The records:
________
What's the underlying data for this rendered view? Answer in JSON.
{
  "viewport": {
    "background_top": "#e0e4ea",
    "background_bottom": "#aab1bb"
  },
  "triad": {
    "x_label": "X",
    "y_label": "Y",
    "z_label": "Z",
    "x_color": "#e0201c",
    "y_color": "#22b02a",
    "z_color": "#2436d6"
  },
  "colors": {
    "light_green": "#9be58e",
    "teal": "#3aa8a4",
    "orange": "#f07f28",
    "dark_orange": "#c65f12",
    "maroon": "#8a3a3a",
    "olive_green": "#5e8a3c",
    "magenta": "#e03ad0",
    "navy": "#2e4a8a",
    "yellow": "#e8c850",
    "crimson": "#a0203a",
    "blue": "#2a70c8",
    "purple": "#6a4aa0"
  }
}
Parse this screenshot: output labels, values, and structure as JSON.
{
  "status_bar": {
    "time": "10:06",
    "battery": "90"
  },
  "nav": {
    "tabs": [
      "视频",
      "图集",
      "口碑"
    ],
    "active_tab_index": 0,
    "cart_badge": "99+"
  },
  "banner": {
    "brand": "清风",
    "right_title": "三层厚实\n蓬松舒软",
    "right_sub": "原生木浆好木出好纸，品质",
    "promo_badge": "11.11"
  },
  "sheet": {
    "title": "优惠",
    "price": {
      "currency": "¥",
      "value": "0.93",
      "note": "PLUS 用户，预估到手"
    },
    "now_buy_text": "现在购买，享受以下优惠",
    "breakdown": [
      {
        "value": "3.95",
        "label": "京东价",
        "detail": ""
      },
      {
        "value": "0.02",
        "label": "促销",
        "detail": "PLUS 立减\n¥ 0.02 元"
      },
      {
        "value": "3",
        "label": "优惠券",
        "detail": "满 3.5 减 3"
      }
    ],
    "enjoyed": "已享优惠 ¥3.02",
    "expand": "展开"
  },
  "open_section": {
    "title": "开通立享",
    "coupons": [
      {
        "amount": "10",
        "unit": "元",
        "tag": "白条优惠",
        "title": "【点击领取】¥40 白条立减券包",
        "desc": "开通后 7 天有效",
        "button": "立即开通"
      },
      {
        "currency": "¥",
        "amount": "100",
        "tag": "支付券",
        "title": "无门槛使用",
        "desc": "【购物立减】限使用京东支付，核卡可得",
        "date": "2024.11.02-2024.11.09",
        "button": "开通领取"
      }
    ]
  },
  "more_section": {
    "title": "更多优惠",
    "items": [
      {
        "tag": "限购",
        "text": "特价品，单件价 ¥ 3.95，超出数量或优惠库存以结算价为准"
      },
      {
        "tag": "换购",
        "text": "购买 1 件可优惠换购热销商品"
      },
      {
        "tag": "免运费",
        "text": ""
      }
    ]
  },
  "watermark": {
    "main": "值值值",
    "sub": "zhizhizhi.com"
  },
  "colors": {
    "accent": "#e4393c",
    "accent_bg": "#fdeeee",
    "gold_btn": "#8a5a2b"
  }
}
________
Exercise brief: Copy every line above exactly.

Task result:
What's the underlying data for this rendered view? Answer in JSON.
{
  "viewport": {
    "background_top": "#e0e4ea",
    "background_bottom": "#aab1bb"
  },
  "triad": {
    "x_label": "X",
    "y_label": "Y",
    "z_label": "Z",
    "x_color": "#e0201c",
    "y_color": "#22b02a",
    "z_color": "#2436d6"
  },
  "colors": {
    "light_green": "#9be58e",
    "teal": "#3aa8a4",
    "orange": "#f07f28",
    "dark_orange": "#c65f12",
    "maroon": "#8a3a3a",
    "olive_green": "#5e8a3c",
    "magenta": "#e03ad0",
    "navy": "#2e4a8a",
    "yellow": "#e8c850",
    "crimson": "#a0203a",
    "blue": "#2a70c8",
    "purple": "#6a4aa0"
  }
}
Parse this screenshot: output labels, values, and structure as JSON.
{
  "status_bar": {
    "time": "10:06",
    "battery": "90"
  },
  "nav": {
    "tabs": [
      "视频",
      "图集",
      "口碑"
    ],
    "active_tab_index": 0,
    "cart_badge": "99+"
  },
  "banner": {
    "brand": "清风",
    "right_title": "三层厚实\n蓬松舒软",
    "right_sub": "原生木浆好木出好纸，品质",
    "promo_badge": "11.11"
  },
  "sheet": {
    "title": "优惠",
    "price": {
      "currency": "¥",
      "value": "0.93",
      "note": "PLUS 用户，预估到手"
    },
    "now_buy_text": "现在购买，享受以下优惠",
    "breakdown": [
      {
        "value": "3.95",
        "label": "京东价",
        "detail": ""
      },
      {
        "value": "0.02",
        "label": "促销",
        "detail": "PLUS 立减\n¥ 0.02 元"
      },
      {
        "value": "3",
        "label": "优惠券",
        "detail": "满 3.5 减 3"
      }
    ],
    "enjoyed": "已享优惠 ¥3.02",
    "expand": "展开"
  },
  "open_section": {
    "title": "开通立享",
    "coupons": [
      {
        "amount": "10",
        "unit": "元",
        "tag": "白条优惠",
        "title": "【点击领取】¥40 白条立减券包",
        "desc": "开通后 7 天有效",
        "button": "立即开通"
      },
      {
        "currency": "¥",
        "amount": "100",
        "tag": "支付券",
        "title": "无门槛使用",
        "desc": "【购物立减】限使用京东支付，核卡可得",
        "date": "2024.11.02-2024.11.09",
        "button": "开通领取"
      }
    ]
  },
  "more_section": {
    "title": "更多优惠",
    "items": [
      {
        "tag": "限购",
        "text": "特价品，单件价 ¥ 3.95，超出数量或优惠库存以结算价为准"
      },
      {
        "tag": "换购",
        "text": "购买 1 件可优惠换购热销商品"
      },
      {
        "tag": "免运费",
        "text": ""
      }
    ]
  },
  "watermark": {
    "main": "值值值",
    "sub": "zhizhizhi.com"
  },
  "colors": {
    "accent": "#e4393c",
    "accent_bg": "#fdeeee",
    "gold_btn": "#8a5a2b"
  }
}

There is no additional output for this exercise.